# [What you will do]
Which of the lines below holds the string "Base"? Copy every line that does.
########
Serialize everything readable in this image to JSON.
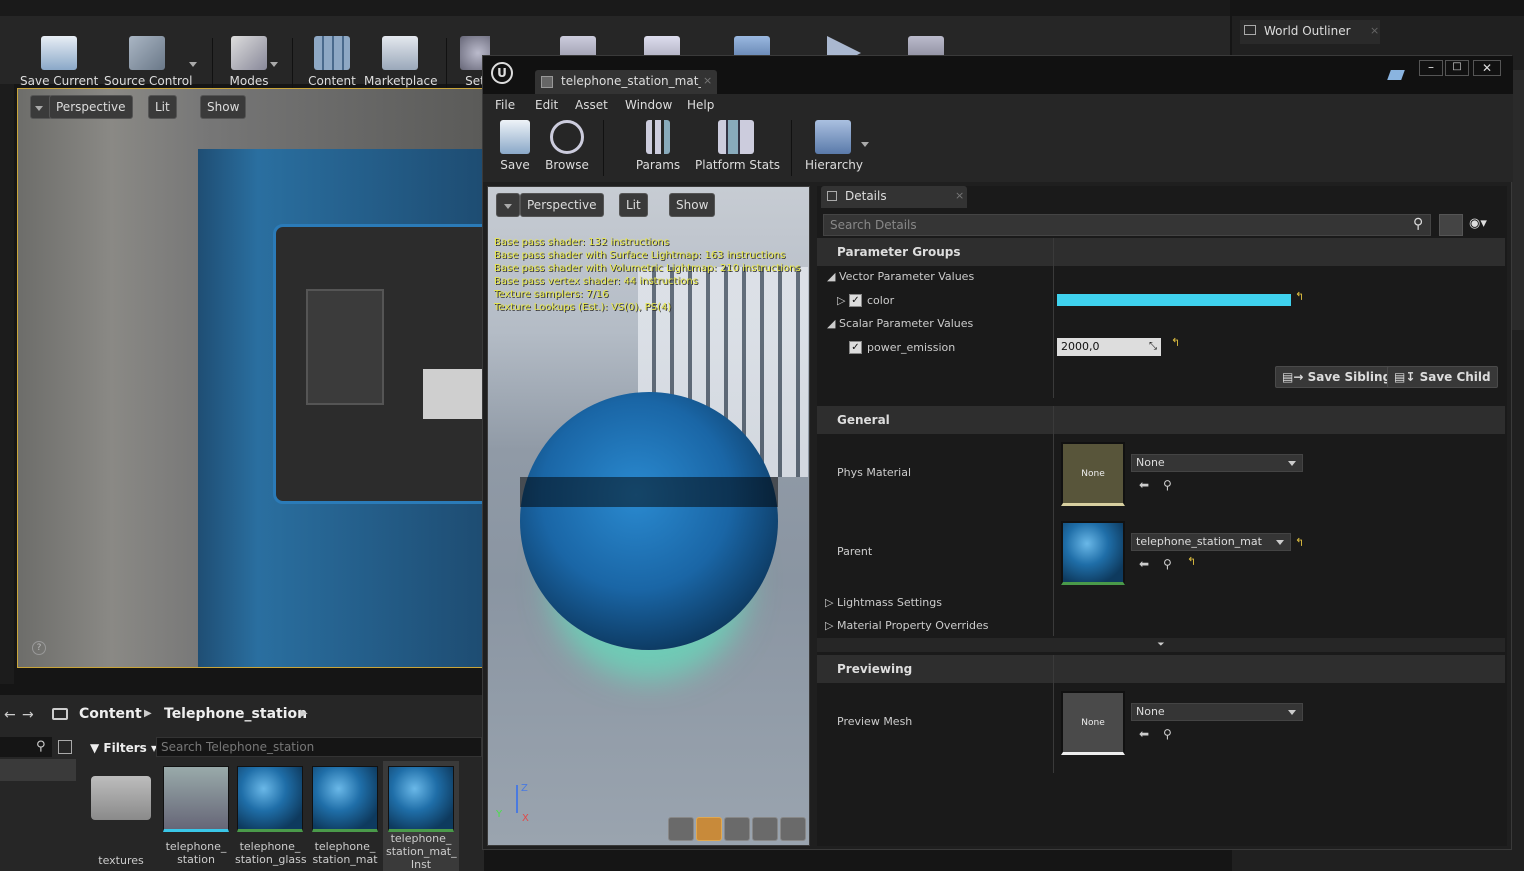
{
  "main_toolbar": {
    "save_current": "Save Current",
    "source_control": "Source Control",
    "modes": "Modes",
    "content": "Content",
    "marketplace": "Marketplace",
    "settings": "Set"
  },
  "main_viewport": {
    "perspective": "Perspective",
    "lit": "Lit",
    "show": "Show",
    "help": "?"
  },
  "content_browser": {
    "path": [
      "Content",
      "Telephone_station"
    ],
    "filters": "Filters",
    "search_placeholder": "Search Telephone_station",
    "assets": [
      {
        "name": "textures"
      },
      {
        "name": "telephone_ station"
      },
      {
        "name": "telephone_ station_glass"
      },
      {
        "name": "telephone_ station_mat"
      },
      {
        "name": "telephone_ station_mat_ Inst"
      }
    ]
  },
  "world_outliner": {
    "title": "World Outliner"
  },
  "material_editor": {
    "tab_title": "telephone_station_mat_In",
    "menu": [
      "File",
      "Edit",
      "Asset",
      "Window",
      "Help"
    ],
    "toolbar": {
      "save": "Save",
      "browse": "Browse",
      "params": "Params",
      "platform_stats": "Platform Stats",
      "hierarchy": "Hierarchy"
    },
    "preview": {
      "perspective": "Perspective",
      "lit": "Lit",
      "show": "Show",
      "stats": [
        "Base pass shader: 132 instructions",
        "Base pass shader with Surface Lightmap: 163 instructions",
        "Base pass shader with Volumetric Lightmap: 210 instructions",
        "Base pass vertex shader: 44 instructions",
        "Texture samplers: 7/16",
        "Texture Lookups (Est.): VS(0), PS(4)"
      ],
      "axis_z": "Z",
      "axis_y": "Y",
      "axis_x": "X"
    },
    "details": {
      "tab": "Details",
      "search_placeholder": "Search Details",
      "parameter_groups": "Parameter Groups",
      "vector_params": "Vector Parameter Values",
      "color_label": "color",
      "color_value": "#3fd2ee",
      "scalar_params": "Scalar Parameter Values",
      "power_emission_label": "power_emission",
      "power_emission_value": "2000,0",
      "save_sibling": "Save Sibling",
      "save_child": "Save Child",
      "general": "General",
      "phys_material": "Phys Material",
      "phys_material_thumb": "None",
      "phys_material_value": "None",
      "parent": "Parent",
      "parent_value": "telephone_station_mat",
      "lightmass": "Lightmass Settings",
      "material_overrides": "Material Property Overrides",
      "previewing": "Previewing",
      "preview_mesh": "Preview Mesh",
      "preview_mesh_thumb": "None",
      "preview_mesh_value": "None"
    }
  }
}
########
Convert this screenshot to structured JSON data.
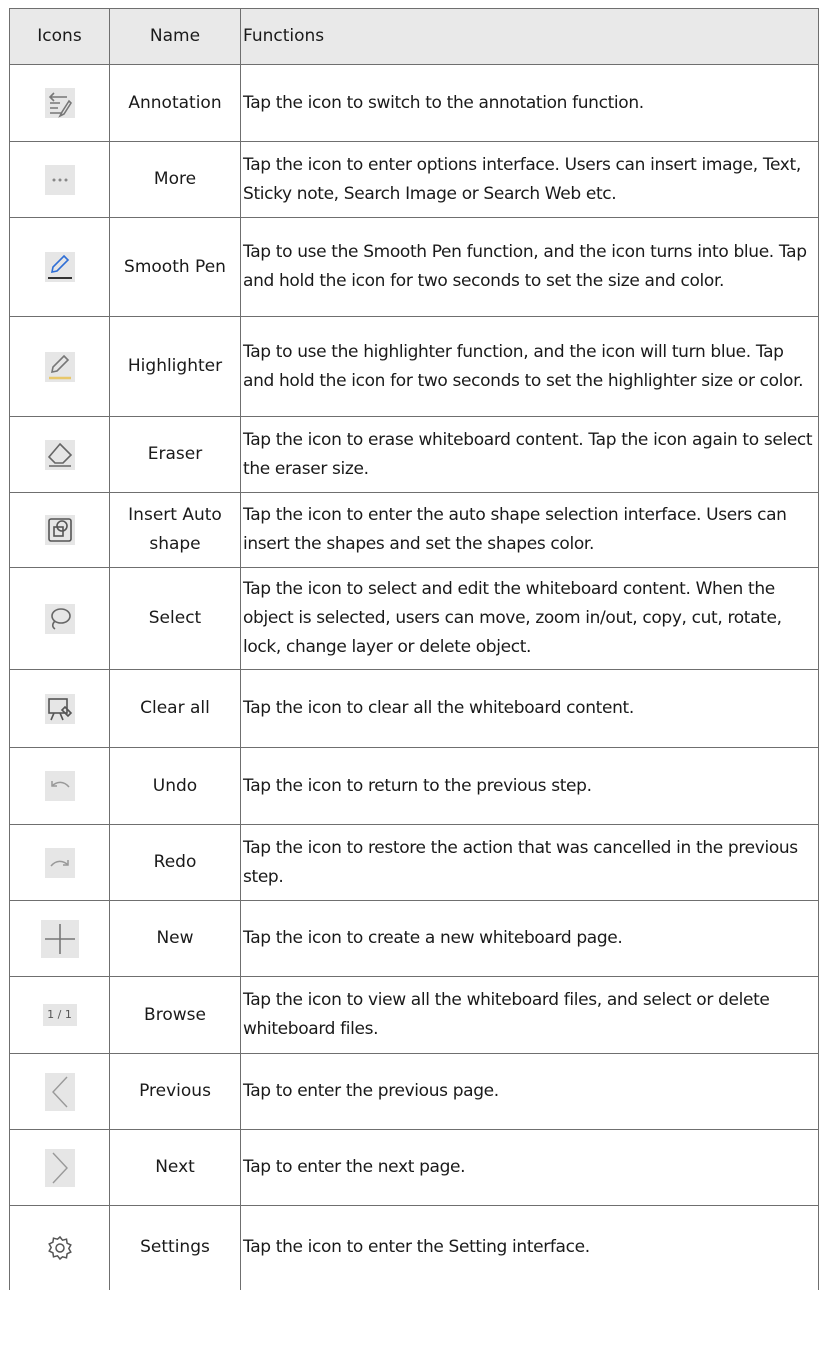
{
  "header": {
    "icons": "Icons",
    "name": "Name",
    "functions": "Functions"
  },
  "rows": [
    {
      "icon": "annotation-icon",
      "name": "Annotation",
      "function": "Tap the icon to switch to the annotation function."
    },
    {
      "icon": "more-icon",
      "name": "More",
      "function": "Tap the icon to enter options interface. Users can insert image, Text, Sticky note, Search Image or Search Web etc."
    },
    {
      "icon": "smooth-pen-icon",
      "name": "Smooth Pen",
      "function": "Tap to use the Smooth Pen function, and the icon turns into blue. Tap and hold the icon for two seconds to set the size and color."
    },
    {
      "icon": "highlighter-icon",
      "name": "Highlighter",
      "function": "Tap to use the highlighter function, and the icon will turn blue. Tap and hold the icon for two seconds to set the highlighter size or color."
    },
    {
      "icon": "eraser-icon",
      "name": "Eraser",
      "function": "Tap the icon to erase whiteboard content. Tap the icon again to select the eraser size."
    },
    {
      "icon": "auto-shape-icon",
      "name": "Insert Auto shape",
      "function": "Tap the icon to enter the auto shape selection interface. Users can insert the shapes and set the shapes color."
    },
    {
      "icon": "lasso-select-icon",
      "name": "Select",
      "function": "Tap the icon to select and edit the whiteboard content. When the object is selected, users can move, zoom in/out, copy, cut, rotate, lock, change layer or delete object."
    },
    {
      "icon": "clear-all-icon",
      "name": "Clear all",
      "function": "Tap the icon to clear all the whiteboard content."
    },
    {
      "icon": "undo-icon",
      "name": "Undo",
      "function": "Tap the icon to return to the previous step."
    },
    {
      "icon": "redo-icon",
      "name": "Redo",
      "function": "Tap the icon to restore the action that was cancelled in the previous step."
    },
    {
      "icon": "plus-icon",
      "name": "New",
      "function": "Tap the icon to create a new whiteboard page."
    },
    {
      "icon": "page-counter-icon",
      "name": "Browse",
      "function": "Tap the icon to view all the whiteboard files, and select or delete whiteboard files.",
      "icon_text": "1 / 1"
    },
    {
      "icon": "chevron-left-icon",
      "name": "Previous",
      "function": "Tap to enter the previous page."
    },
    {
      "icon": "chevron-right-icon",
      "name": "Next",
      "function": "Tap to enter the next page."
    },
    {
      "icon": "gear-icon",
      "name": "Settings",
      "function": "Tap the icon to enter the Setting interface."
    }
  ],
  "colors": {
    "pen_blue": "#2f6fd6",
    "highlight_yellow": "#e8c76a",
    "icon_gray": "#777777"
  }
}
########
# [Solution to the problem]
        "Base pass shader: 132 instructions",
        "Base pass shader with Surface Lightmap: 163 instructions",
        "Base pass shader with Volumetric Lightmap: 210 instructions",
        "Base pass vertex shader: 44 instructions",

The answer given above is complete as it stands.